How Havoc—along with his late partner-in-rhyme Prodigy—crafted that beat is down to “pure fate.” Havoc had a handful of records scattered around his place, one of which happened to be Herbie Hancock’s “Jessica,” a vinyl he’d lifted from Prodigy’s grandfather Budd Johnson Jr., onetime member of doo-wop group The Chanters. Havoc homed in on a piano melody, slowed it down, and looped it till it resembled a bass sound. “I just had the mind to sample it and rearrange it to what it was,” he explains. “We taught ourselves everything. We was just demons in the studio, watching other producers like Large Professor and Primo—not asking questions, just watching.”


“You had a lot of other artists at the time trying to make commercial hits, so we took a shot in the dark, going for darker music,” says Havoc. “The stuff coming out of the West Coast was pretty hard—with Dr. Dre, Tupac, Snoop Dogg. They were killin’ shit, so there felt like a little bit of competition there, but we weren’t trying to emulate what they was doing. We were trying to cement a New York sound.”

He pauses. “We were just expressing ourselves, what we were going through, how we felt, and we weren’t holding anything back. We weren’t thinkin’ about gettin’ on the radio, because that would’ve killed the song. When you’re vibin’ on that kind of frequency, it really comes through because people can feel it.”

“You don’t even realize it at the time, and when you look back on it, it’s like, damn. We were 19? It only took a few hours to do the beat but we were messin’ around with the lyrics for a few days, changing things here and there.”

Havoc also added elements from:

Quincy Jones - Kitty With the Bent Frame


Daly-Wilson Big Band - Dirty Feet

Again, it's insane that a teenager with minimal access to studio equipment (analog stuff at the time, at that), produced a song so epic and timeless.

In 1997, the song was sampled by Mariah Carey in her single "The Roof (Back in Time)". For its single remix, Mobb Deep recorded additional raps and also appeared in the music video.

And of course, there was the role the song played as a focal point in 2002's 8-Mile.

Here's a great interview with Prodigy and Havoc about creating the song.

p.s. - The song also made it to Broadway in the hit musical Hamilton.
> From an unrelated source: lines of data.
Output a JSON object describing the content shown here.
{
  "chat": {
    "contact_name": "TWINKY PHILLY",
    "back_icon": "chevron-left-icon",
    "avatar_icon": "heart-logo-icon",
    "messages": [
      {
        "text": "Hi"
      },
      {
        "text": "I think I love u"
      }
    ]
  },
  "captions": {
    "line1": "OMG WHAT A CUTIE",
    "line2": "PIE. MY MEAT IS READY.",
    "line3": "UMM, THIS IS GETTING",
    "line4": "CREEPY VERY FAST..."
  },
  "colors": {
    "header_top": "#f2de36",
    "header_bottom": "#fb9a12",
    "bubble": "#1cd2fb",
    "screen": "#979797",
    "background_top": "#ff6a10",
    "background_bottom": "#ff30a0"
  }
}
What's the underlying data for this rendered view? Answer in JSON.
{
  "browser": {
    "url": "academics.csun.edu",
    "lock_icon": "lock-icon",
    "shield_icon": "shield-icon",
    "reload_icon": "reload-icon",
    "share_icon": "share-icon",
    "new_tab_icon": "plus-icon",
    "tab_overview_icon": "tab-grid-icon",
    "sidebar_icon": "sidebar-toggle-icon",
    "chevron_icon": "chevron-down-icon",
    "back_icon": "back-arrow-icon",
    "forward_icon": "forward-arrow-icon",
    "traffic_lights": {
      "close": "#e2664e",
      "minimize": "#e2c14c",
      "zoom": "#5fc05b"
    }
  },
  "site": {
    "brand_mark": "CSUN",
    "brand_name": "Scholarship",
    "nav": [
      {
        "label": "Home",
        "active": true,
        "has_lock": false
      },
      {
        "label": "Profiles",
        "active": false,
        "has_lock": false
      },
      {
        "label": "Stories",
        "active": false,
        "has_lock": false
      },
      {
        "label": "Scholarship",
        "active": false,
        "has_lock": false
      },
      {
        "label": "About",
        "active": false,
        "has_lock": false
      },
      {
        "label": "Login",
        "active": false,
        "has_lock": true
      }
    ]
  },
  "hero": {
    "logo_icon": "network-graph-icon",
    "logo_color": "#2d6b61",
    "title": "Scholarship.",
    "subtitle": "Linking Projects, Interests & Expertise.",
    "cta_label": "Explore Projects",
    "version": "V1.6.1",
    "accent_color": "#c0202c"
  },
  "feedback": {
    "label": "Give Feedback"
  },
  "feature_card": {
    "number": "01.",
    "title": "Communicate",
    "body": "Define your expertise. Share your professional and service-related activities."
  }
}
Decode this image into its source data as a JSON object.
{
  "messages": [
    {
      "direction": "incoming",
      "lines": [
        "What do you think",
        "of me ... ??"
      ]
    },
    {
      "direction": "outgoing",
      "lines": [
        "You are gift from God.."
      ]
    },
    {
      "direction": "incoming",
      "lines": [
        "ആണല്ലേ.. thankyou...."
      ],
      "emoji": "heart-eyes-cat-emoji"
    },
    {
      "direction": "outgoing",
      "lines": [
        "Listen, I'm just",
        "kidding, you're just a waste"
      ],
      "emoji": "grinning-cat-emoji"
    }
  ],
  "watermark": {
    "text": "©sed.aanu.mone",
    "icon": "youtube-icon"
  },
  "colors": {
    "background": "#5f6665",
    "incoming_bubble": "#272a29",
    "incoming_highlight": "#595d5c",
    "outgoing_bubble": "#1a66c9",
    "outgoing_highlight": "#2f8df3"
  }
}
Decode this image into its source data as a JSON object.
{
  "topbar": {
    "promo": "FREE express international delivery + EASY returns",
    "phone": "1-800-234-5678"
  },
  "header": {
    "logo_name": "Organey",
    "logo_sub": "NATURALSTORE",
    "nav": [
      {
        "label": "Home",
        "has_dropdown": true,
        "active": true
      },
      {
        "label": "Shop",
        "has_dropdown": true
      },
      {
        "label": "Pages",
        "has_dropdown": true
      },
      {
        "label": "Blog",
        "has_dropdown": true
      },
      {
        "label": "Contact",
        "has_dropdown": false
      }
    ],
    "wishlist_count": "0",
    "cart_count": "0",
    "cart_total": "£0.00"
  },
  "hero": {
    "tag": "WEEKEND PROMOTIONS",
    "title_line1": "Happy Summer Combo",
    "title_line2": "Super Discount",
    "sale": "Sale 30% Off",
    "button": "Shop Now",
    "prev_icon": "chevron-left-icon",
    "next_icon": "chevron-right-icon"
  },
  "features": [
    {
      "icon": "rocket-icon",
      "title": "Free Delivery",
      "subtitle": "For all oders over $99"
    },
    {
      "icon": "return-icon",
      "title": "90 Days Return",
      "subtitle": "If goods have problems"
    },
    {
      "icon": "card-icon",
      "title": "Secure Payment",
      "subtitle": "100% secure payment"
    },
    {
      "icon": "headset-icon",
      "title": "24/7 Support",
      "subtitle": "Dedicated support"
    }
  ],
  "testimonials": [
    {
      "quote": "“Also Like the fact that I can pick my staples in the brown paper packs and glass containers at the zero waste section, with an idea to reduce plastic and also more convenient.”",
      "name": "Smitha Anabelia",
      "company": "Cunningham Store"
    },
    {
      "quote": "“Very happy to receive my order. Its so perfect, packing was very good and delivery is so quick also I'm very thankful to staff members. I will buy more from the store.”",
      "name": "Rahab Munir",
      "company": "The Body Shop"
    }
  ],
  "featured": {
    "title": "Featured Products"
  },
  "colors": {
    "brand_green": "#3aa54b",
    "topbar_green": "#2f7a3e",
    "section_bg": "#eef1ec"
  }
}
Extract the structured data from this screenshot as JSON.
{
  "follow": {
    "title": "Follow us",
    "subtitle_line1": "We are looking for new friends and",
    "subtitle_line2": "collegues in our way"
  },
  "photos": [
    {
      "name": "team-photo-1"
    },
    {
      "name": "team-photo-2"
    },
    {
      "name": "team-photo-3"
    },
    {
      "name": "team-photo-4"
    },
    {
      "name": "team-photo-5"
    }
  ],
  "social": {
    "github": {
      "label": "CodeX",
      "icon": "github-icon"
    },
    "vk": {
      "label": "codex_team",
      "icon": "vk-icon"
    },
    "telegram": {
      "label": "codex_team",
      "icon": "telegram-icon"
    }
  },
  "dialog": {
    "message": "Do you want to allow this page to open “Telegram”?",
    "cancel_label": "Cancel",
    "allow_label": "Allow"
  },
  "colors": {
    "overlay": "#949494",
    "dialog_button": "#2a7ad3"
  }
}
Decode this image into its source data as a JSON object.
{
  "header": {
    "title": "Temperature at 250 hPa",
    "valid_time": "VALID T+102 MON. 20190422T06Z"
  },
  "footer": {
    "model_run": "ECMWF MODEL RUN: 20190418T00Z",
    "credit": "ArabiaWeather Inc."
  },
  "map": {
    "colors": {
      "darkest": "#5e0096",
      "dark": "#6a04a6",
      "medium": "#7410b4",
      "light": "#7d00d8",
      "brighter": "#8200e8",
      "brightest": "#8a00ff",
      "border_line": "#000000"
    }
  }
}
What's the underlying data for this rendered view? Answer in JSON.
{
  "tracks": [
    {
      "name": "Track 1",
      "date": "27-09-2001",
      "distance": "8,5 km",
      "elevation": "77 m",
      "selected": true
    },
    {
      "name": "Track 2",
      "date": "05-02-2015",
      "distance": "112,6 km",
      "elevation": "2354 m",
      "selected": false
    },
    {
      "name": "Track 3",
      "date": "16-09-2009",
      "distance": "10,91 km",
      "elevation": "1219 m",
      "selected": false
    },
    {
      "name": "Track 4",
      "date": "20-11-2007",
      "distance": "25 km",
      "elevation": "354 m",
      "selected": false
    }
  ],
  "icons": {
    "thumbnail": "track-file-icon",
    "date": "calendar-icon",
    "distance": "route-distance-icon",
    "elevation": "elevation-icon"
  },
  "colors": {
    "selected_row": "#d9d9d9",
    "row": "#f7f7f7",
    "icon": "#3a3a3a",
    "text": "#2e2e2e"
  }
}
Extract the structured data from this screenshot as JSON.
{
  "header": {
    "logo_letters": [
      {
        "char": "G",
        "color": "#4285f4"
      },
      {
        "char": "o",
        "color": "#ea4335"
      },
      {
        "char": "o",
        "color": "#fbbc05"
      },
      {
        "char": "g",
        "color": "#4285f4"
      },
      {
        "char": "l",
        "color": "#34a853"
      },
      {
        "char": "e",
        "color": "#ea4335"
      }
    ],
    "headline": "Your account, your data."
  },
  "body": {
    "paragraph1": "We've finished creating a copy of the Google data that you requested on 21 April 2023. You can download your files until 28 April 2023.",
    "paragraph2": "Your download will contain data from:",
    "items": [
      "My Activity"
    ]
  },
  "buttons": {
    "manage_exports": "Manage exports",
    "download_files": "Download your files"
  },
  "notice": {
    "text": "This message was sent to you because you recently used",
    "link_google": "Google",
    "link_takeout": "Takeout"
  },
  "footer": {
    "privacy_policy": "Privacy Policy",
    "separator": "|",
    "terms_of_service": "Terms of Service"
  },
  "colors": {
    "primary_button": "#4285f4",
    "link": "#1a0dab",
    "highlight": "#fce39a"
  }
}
In the song My Shot, Alexander Hamilton raps:

Only nineteen but my mind is older

Here's the rest of the soundtrack from the movie. Enjoy.